Task statement: Every line below that contains "label" is to be copied.

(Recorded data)
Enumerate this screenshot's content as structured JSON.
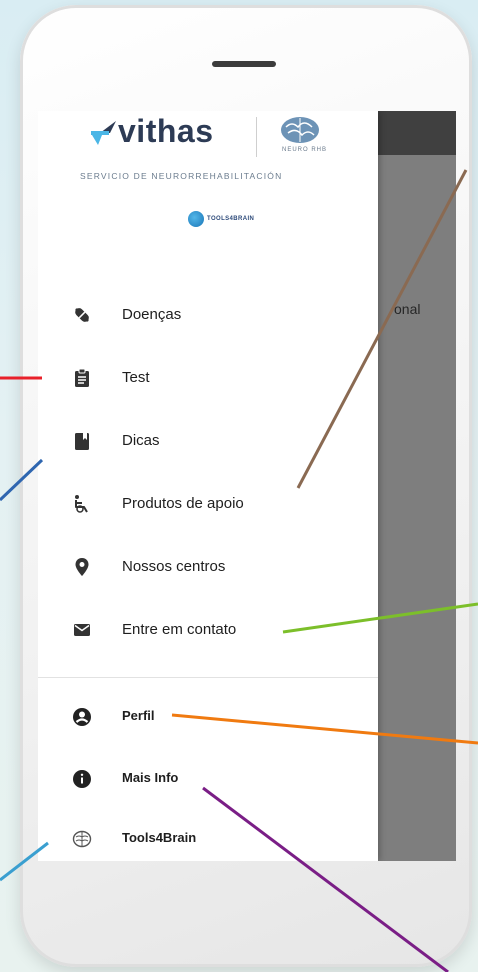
{
  "brand": {
    "name": "vithas",
    "service": "SERVICIO DE NEURORREHABILITACIÓN",
    "neuro": "NEURO RHB",
    "tools_badge": "TOOLS4BRAIN"
  },
  "background": {
    "partial_text": "onal"
  },
  "menu": {
    "items": [
      {
        "label": "Doenças",
        "icon": "disease-icon"
      },
      {
        "label": "Test",
        "icon": "clipboard-icon"
      },
      {
        "label": "Dicas",
        "icon": "book-icon"
      },
      {
        "label": "Produtos de apoio",
        "icon": "wheelchair-icon"
      },
      {
        "label": "Nossos centros",
        "icon": "location-pin-icon"
      },
      {
        "label": "Entre em contato",
        "icon": "mail-icon"
      },
      {
        "label": "Perfil",
        "icon": "account-circle-icon"
      },
      {
        "label": "Mais Info",
        "icon": "info-icon"
      },
      {
        "label": "Tools4Brain",
        "icon": "brain-icon"
      }
    ]
  },
  "annotation_colors": {
    "red": "#e8202a",
    "blue": "#2f66b0",
    "brown": "#8a6a52",
    "green": "#7cbf2a",
    "orange": "#f07a10",
    "purple": "#7a1e86",
    "light_blue": "#3a9fd0"
  }
}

Exercise response:
        "label": "Doenças",
        "label": "Test",
        "label": "Dicas",
        "label": "Produtos de apoio",
        "label": "Nossos centros",
        "label": "Entre em contato",
        "label": "Perfil",
        "label": "Mais Info",
        "label": "Tools4Brain",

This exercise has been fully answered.